A harmless habit becomes an addictive behavior when it begins to negatively affect our lives. Enjoying a favorite TV show can quickly grow to ignoring important responsibilities to watch an entire season. Casual dating and seeking true romance can become lying to cover up sex with multiple partners. A “treat yo self” day of shopping can soon become massive amounts of credit card debt. Ultimately, addiction of any kind can lead to lying, stealing, and cheating in order to get to that feeling of joy which we impulsively crave.
Treating compulsive behavior with impulse control
So how do we battle impulse and compulsive behaviors? The long answer involves a program of recovery dedicated to changing the neural pathways created by our brain’s reward system. Cognitive Behavioral Therapy (CBT), psychotherapy, and mindfulness techniques are all viable long term treatments for compulsive behavior and impulse control issues. But, such as it is with alcohol and drug addiction, we can’t treat the disease until we treat the symptom. A program of recovery doesn’t work if we keep using alcohol and drugs, and so recovery from compulsive behaviors isn’t possible without removing the vehicle by which the compulsion travels. In short, cut up the credit card, put the phone away, delete Tinder, and stop buying junk food.
For long term treatment of compulsive behaviors, the best treatment is a combination of therapy, support groups, and altered behaviors. For those struggling with a dual diagnosis or co-occurring disorder, therapy and medication will level the chemical imbalances in the brain which may be triggering impulsive episodes. Joining a 12-step group, support group, or other recovery fellowship that deals with compulsive behavior has shown tremendous benefit for sufferers. Practicing meditation and mindfulness helps our brains to re-learn how to control the release of endorphins and help us maintain long term happiness, rather than a high and a crash that comes from the cycle of drug use or compulsive behavior.

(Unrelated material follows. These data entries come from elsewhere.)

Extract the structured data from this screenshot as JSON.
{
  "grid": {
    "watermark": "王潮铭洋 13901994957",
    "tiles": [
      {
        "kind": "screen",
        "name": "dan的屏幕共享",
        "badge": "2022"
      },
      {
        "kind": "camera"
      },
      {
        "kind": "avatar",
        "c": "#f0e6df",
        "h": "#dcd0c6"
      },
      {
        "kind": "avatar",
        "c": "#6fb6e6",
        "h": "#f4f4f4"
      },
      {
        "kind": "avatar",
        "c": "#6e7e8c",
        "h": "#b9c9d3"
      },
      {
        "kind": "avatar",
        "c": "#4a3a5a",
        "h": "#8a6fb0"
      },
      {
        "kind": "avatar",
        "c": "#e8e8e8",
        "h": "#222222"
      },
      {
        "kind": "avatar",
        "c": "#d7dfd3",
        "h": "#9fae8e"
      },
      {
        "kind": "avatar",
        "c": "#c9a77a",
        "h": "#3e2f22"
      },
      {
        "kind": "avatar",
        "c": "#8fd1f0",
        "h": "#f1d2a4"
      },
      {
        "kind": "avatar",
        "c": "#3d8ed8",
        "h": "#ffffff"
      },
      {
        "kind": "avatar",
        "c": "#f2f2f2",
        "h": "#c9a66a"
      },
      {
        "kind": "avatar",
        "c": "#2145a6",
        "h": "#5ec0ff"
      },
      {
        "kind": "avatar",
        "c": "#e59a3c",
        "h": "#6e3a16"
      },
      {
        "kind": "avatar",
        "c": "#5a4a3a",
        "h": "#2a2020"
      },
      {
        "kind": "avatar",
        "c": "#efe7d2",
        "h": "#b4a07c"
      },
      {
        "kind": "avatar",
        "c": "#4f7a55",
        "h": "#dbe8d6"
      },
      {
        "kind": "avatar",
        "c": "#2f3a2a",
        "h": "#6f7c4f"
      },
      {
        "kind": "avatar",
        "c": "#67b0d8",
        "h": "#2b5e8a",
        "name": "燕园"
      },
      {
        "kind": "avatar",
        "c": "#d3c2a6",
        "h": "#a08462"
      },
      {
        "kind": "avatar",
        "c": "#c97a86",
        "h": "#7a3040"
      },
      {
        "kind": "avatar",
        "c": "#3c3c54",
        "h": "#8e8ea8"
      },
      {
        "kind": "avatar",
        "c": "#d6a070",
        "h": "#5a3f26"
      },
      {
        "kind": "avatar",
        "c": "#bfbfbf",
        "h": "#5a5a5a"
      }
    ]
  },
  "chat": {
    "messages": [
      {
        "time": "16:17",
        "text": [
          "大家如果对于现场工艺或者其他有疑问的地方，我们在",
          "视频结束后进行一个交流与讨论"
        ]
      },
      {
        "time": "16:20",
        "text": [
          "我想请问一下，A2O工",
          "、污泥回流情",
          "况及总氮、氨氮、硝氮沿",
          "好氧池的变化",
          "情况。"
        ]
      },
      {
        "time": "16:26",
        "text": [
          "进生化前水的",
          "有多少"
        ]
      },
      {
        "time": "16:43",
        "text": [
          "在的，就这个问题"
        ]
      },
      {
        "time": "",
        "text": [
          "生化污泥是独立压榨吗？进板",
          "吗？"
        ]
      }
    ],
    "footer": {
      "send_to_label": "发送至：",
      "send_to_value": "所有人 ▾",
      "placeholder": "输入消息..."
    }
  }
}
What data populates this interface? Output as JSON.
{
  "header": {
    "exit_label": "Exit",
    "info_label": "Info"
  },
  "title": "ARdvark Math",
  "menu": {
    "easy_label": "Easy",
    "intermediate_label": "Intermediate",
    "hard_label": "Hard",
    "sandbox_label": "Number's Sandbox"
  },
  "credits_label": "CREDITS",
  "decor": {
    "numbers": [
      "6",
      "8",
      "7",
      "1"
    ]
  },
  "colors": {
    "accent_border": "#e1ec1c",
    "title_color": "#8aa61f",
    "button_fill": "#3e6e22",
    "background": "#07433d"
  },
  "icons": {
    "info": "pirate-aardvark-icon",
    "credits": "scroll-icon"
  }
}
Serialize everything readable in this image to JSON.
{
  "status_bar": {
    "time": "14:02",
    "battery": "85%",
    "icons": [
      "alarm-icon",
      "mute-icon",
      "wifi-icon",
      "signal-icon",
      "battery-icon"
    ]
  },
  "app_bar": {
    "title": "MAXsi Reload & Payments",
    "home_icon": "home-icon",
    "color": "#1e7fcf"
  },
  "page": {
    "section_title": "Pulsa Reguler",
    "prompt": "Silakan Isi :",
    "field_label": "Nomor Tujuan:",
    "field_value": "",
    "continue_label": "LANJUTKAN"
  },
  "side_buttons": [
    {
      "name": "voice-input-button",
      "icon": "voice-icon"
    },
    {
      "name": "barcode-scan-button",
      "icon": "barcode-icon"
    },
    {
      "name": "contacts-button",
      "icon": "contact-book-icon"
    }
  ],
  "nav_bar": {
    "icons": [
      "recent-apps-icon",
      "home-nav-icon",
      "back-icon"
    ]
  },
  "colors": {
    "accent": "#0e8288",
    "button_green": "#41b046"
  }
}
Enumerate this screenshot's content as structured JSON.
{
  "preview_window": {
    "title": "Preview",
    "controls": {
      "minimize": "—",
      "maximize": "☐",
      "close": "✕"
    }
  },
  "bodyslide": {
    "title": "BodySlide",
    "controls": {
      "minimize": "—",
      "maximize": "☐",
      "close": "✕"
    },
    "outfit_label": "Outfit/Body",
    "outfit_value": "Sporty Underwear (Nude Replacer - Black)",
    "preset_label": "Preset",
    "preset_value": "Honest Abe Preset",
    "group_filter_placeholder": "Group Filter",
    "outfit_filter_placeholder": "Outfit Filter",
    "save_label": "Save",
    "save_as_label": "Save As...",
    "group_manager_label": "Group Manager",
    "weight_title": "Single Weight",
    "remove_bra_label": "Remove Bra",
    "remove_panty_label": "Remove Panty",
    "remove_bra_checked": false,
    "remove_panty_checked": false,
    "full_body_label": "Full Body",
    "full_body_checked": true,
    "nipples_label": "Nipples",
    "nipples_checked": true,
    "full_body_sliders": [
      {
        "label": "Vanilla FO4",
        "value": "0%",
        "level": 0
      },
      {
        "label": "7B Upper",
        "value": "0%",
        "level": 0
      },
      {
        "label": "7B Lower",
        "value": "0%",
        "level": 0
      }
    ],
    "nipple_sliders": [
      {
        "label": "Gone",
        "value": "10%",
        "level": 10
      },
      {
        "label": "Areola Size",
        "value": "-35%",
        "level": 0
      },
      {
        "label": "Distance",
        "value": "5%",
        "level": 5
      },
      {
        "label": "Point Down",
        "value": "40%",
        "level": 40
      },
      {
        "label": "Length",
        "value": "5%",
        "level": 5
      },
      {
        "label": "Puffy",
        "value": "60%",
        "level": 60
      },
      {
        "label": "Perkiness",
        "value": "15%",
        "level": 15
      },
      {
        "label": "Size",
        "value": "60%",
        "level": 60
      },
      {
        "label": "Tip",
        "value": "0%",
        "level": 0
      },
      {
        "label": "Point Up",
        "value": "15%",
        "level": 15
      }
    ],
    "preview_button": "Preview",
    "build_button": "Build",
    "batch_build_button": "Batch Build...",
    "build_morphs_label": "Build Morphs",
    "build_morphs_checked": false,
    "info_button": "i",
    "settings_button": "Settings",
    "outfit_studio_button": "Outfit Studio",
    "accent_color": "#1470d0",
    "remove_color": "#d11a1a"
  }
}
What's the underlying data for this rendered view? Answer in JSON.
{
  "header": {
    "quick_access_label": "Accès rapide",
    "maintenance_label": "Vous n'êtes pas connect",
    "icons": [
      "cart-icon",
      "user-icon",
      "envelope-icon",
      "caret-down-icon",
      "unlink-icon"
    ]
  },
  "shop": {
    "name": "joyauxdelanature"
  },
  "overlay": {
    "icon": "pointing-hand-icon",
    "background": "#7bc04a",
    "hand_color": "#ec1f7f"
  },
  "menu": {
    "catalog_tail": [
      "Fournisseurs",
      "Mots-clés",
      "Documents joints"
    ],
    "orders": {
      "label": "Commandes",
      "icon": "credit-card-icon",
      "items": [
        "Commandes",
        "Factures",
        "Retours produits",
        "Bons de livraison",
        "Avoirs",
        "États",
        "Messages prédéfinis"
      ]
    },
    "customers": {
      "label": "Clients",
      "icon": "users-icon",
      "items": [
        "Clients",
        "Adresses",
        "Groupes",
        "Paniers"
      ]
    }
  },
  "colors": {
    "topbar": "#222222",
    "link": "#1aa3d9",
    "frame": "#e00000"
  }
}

By treating our compulsion and impulse control issues in the same way we treat addiction, we can begin once again on the path to true recovery.
— Emily Ash for Avenues NYC, 2018
If you are struggling with Mental Illness please contact your local behavioral health center or call 911 in the case of an emergency. If you are struggling with addiction to any behavior reach out to your health care provider. If you are experiencing withdrawal from drugs or alcohol call 911. You can not do it alone.
For more information about helpful recovery services like sober living, recovery coaching, sober companionship, interventions, and more, contact Avenues. We’ve got your back.